Work order: Leave every picture out, and retype all the remaining records exactly.

Records supplied:
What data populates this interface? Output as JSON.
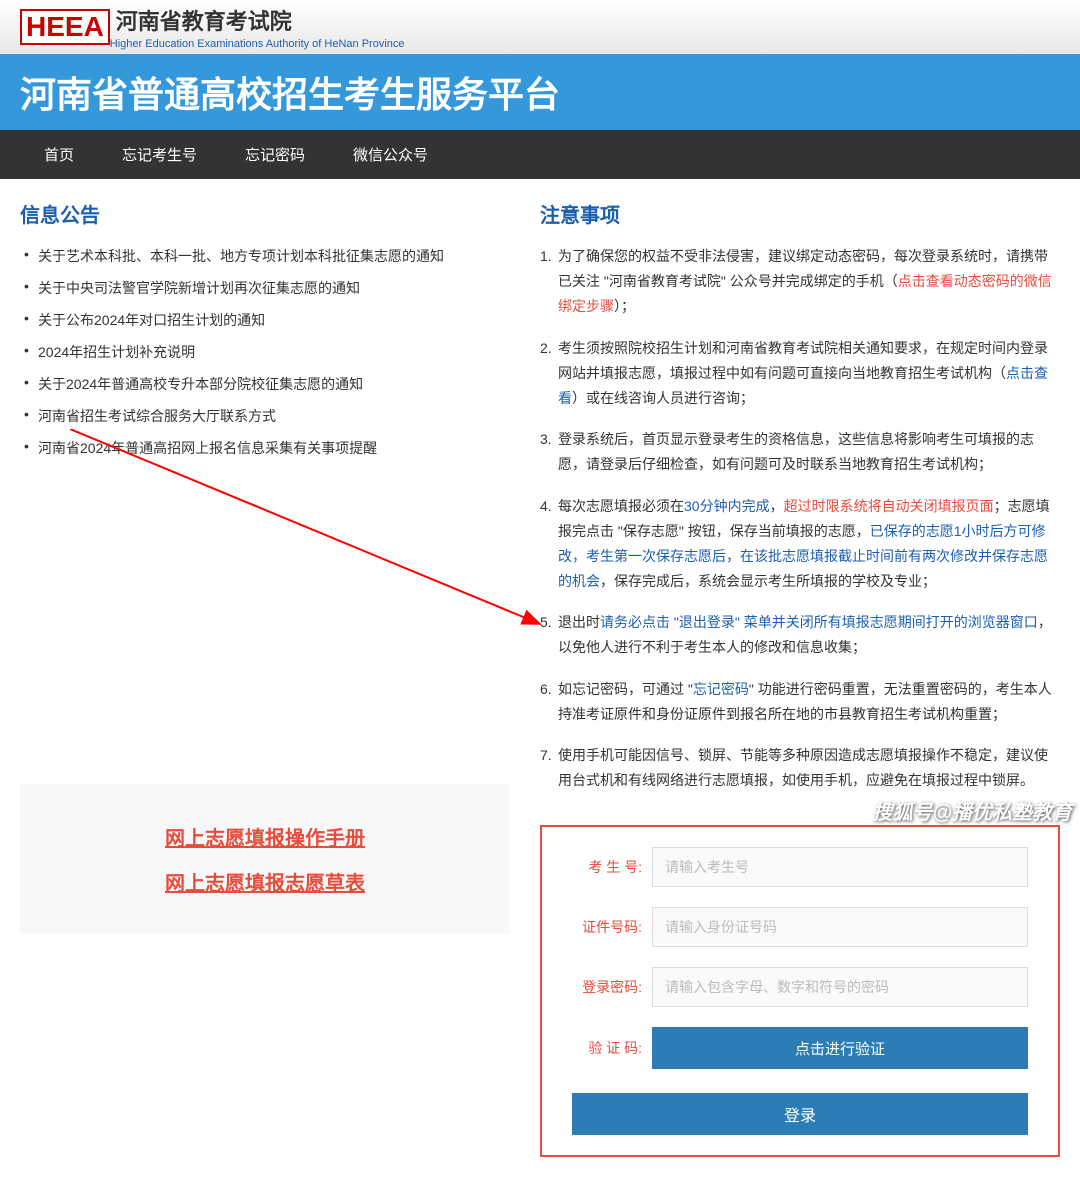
{
  "header": {
    "logo_abbr": "HEEA",
    "org_name_cn": "河南省教育考试院",
    "org_name_en": "Higher Education Examinations Authority of HeNan Province",
    "platform_title": "河南省普通高校招生考生服务平台"
  },
  "nav": {
    "items": [
      "首页",
      "忘记考生号",
      "忘记密码",
      "微信公众号"
    ]
  },
  "bulletin": {
    "title": "信息公告",
    "items": [
      "关于艺术本科批、本科一批、地方专项计划本科批征集志愿的通知",
      "关于中央司法警官学院新增计划再次征集志愿的通知",
      "关于公布2024年对口招生计划的通知",
      "2024年招生计划补充说明",
      "关于2024年普通高校专升本部分院校征集志愿的通知",
      "河南省招生考试综合服务大厅联系方式",
      "河南省2024年普通高招网上报名信息采集有关事项提醒"
    ]
  },
  "notice": {
    "title": "注意事项",
    "item1_a": "为了确保您的权益不受非法侵害，建议绑定动态密码，每次登录系统时，请携带已关注 \"河南省教育考试院\" 公众号并完成绑定的手机（",
    "item1_link": "点击查看动态密码的微信绑定步骤",
    "item1_b": "）；",
    "item2_a": "考生须按照院校招生计划和河南省教育考试院相关通知要求，在规定时间内登录网站并填报志愿，填报过程中如有问题可直接向当地教育招生考试机构（",
    "item2_link": "点击查看",
    "item2_b": "）或在线咨询人员进行咨询；",
    "item3": "登录系统后，首页显示登录考生的资格信息，这些信息将影响考生可填报的志愿，请登录后仔细检查，如有问题可及时联系当地教育招生考试机构；",
    "item4_a": "每次志愿填报必须在",
    "item4_blue1": "30分钟内完成",
    "item4_b": "，",
    "item4_red": "超过时限系统将自动关闭填报页面",
    "item4_c": "；志愿填报完点击 \"保存志愿\" 按钮，保存当前填报的志愿，",
    "item4_blue2": "已保存的志愿1小时后方可修改，考生第一次保存志愿后，在该批志愿填报截止时间前有两次修改并保存志愿的机会",
    "item4_d": "，保存完成后，系统会显示考生所填报的学校及专业；",
    "item5_a": "退出时",
    "item5_blue": "请务必点击 \"退出登录\" 菜单并关闭所有填报志愿期间打开的浏览器窗口",
    "item5_b": "，以免他人进行不利于考生本人的修改和信息收集；",
    "item6_a": "如忘记密码，可通过 \"",
    "item6_link": "忘记密码",
    "item6_b": "\" 功能进行密码重置，无法重置密码的，考生本人持准考证原件和身份证原件到报名所在地的市县教育招生考试机构重置；",
    "item7": "使用手机可能因信号、锁屏、节能等多种原因造成志愿填报操作不稳定，建议使用台式机和有线网络进行志愿填报，如使用手机，应避免在填报过程中锁屏。"
  },
  "manual": {
    "link1": "网上志愿填报操作手册",
    "link2": "网上志愿填报志愿草表"
  },
  "login": {
    "label_student_id": "考 生 号:",
    "placeholder_student_id": "请输入考生号",
    "label_id_number": "证件号码:",
    "placeholder_id_number": "请输入身份证号码",
    "label_password": "登录密码:",
    "placeholder_password": "请输入包含字母、数字和符号的密码",
    "label_verify": "验 证 码:",
    "verify_button": "点击进行验证",
    "login_button": "登录"
  },
  "watermark": "搜狐号@播优私塾教育"
}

Response to this exercise:
What data populates this interface? Output as JSON.
{
  "header": {
    "logo_abbr": "HEEA",
    "org_name_cn": "河南省教育考试院",
    "org_name_en": "Higher Education Examinations Authority of HeNan Province",
    "platform_title": "河南省普通高校招生考生服务平台"
  },
  "nav": {
    "items": [
      "首页",
      "忘记考生号",
      "忘记密码",
      "微信公众号"
    ]
  },
  "bulletin": {
    "title": "信息公告",
    "items": [
      "关于艺术本科批、本科一批、地方专项计划本科批征集志愿的通知",
      "关于中央司法警官学院新增计划再次征集志愿的通知",
      "关于公布2024年对口招生计划的通知",
      "2024年招生计划补充说明",
      "关于2024年普通高校专升本部分院校征集志愿的通知",
      "河南省招生考试综合服务大厅联系方式",
      "河南省2024年普通高招网上报名信息采集有关事项提醒"
    ]
  },
  "notice": {
    "title": "注意事项",
    "item1_a": "为了确保您的权益不受非法侵害，建议绑定动态密码，每次登录系统时，请携带已关注 \"河南省教育考试院\" 公众号并完成绑定的手机（",
    "item1_link": "点击查看动态密码的微信绑定步骤",
    "item1_b": "）；",
    "item2_a": "考生须按照院校招生计划和河南省教育考试院相关通知要求，在规定时间内登录网站并填报志愿，填报过程中如有问题可直接向当地教育招生考试机构（",
    "item2_link": "点击查看",
    "item2_b": "）或在线咨询人员进行咨询；",
    "item3": "登录系统后，首页显示登录考生的资格信息，这些信息将影响考生可填报的志愿，请登录后仔细检查，如有问题可及时联系当地教育招生考试机构；",
    "item4_a": "每次志愿填报必须在",
    "item4_blue1": "30分钟内完成",
    "item4_b": "，",
    "item4_red": "超过时限系统将自动关闭填报页面",
    "item4_c": "；志愿填报完点击 \"保存志愿\" 按钮，保存当前填报的志愿，",
    "item4_blue2": "已保存的志愿1小时后方可修改，考生第一次保存志愿后，在该批志愿填报截止时间前有两次修改并保存志愿的机会",
    "item4_d": "，保存完成后，系统会显示考生所填报的学校及专业；",
    "item5_a": "退出时",
    "item5_blue": "请务必点击 \"退出登录\" 菜单并关闭所有填报志愿期间打开的浏览器窗口",
    "item5_b": "，以免他人进行不利于考生本人的修改和信息收集；",
    "item6_a": "如忘记密码，可通过 \"",
    "item6_link": "忘记密码",
    "item6_b": "\" 功能进行密码重置，无法重置密码的，考生本人持准考证原件和身份证原件到报名所在地的市县教育招生考试机构重置；",
    "item7": "使用手机可能因信号、锁屏、节能等多种原因造成志愿填报操作不稳定，建议使用台式机和有线网络进行志愿填报，如使用手机，应避免在填报过程中锁屏。"
  },
  "manual": {
    "link1": "网上志愿填报操作手册",
    "link2": "网上志愿填报志愿草表"
  },
  "login": {
    "label_student_id": "考 生 号:",
    "placeholder_student_id": "请输入考生号",
    "label_id_number": "证件号码:",
    "placeholder_id_number": "请输入身份证号码",
    "label_password": "登录密码:",
    "placeholder_password": "请输入包含字母、数字和符号的密码",
    "label_verify": "验 证 码:",
    "verify_button": "点击进行验证",
    "login_button": "登录"
  },
  "watermark": "搜狐号@播优私塾教育"
}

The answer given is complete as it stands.